# [Material supplied]
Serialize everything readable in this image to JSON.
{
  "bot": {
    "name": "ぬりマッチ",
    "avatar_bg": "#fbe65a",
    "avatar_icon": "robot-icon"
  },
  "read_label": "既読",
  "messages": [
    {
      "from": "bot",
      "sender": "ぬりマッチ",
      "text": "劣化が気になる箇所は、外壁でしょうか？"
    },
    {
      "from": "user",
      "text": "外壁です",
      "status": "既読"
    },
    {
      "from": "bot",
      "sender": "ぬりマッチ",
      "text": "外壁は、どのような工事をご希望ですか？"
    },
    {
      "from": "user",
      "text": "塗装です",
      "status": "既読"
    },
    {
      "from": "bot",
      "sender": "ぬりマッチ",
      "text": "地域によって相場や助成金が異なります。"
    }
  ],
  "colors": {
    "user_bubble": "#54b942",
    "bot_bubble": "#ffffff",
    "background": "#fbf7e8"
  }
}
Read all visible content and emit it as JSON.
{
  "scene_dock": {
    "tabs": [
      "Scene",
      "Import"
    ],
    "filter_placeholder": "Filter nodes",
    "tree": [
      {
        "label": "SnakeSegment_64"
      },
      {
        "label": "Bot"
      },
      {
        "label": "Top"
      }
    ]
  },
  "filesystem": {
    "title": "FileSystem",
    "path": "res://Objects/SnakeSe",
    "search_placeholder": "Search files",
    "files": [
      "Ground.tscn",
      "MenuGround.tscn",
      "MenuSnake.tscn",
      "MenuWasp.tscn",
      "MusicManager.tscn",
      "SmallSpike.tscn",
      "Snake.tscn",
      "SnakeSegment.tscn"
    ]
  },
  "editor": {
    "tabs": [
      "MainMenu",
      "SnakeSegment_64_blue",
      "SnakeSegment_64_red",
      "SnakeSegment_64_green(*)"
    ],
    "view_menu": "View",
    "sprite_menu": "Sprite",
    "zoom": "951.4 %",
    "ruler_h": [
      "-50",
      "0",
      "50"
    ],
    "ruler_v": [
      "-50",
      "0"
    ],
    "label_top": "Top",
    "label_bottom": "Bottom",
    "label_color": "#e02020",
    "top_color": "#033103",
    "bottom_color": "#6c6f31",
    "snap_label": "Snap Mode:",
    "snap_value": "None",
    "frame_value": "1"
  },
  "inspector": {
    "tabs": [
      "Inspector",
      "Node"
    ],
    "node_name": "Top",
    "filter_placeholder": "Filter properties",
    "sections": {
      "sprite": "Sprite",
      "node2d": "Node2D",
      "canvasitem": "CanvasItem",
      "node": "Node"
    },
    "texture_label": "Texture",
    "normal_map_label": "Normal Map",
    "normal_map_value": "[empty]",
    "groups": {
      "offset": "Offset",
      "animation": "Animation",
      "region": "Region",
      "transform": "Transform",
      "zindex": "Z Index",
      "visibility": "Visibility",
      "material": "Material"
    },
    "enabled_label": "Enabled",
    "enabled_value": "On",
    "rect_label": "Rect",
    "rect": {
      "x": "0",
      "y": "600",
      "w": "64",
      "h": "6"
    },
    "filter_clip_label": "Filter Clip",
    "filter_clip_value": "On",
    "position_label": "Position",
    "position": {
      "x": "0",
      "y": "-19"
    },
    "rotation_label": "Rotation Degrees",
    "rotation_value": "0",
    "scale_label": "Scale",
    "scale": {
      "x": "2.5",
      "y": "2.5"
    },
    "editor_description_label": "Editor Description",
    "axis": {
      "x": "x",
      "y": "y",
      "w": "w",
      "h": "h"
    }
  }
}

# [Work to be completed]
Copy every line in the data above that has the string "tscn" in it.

# [Solution to this exercise]
      "Ground.tscn",
      "MenuGround.tscn",
      "MenuSnake.tscn",
      "MenuWasp.tscn",
      "MusicManager.tscn",
      "SmallSpike.tscn",
      "Snake.tscn",
      "SnakeSegment.tscn"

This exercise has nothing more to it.